The study was conducted in Iran, "where ethnic populations may have genetic variants that enable them to respond more positively or more robustly to saffron than other populations," which has been "noted with other herbs."
It is therefore "particularly important to replicate this study in a population that is not Iranian, to verify efficacy in other countries," noted Brown and Gerbarg, who are coeditors of Complementary and Integrative Treatments in Psychiatric Practice (Washington, DC: American Psychiatric Association Publishing; 2017), which has a chapter on saffron.
"Each practitioner must decide whether they feel that this evidence is promising enough to justify a trial of optimized saffron on a case-by-case basis [that] takes into account the observation that saffron is very low in side effects, so the risks are minimal," they said.
Moreover, "if the saffron is beneficial, it may be possible to reduce the dose or discontinue a prescription stimulant, which could spare the patient who may be experiencing side effects," Gerbarg and Brown add.
Batya Swift Yasgur. Popular Spice Rivals Stimulant for ADHD - Medscape - Mar 11, 2019.
Baziar S, Aqamolaei A, Khadem E, Mortazavi SH, Naderi S, Sahebolzamani E, Mortezaei A, Jalilevand S, Mohammadi MR, Shahmirzadi M, Akhondzadeh S. Crocus sativus L. Versus Methylphenidate in Treatment of Children with Attention-Deficit/Hyperactivity Disorder: A Randomized, Double-Blind Pilot Study. J Child Adolesc Psychopharmacol. 2019 Feb 11. doi: 10.1089/cap.2018.0146. [Epub ahead of print]
Attention-deficit/hyperactivity disorder (ADHD) is one of the most common neuropsychiatric disorders of childhood and adolescence. About 30% of patients do not respond to stimulants or cannot tolerate their side effects. Thus, alternative medication, like herbal medicine, should be considered.

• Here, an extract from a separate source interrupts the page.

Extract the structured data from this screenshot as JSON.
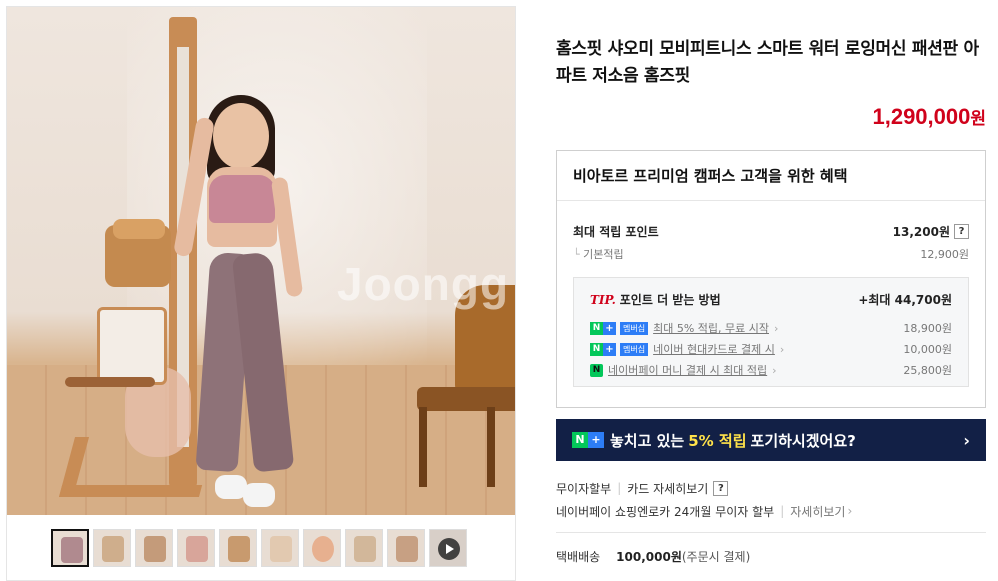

The aim of this trial is to compare the safety and efficacy of Crocus sativus (saffron) versus methylphenidate in improving symptoms of children with ADHD.
In a 6-week randomized double-blind study, 54 patients (children 6-17 years old) with a Diagnostic and Statistical Manual of Mental Disorders, Fifth Edition (DSM-5) diagnosis of ADHD were randomly assigned to receive either 20-30 mg/d (20 mg/d for <30 kg and 30 mg/d for >30 kg) methylphenidate (MPH) or 20-30 mg/d saffron capsules depending on weight (20 mg/d for <30 kg and 30 mg/d for >30 kg). Symptoms were assessed using the Teacher and Parent Attention-Deficit/Hyperactivity Disorder Rating Scale-IV (ADHD-RS-IV) at baseline and weeks 3 and 6.
Fifty patients completed the trial. General linear model repeated measures showed no significant difference between the two groups on Parent and Teacher Rating Scale scores (F = 0.749, df = 1.317, p = 0.425, and F = 0.249, df = 1.410, p = 0.701, respectively). Changes in Teacher and Parent ADHD Rating Scale scores from baseline to the study end were not significantly different between the saffron group and the MPH group (p = 0.731 and p = 0.883, respectively). The frequency of adverse effects was similar between saffron and MPH groups.
Short-term therapy with saffron capsule showed the same efficacy compared with methylphenidate. Nevertheless, larger controlled studies with longer treatment periods are necessary for future studies.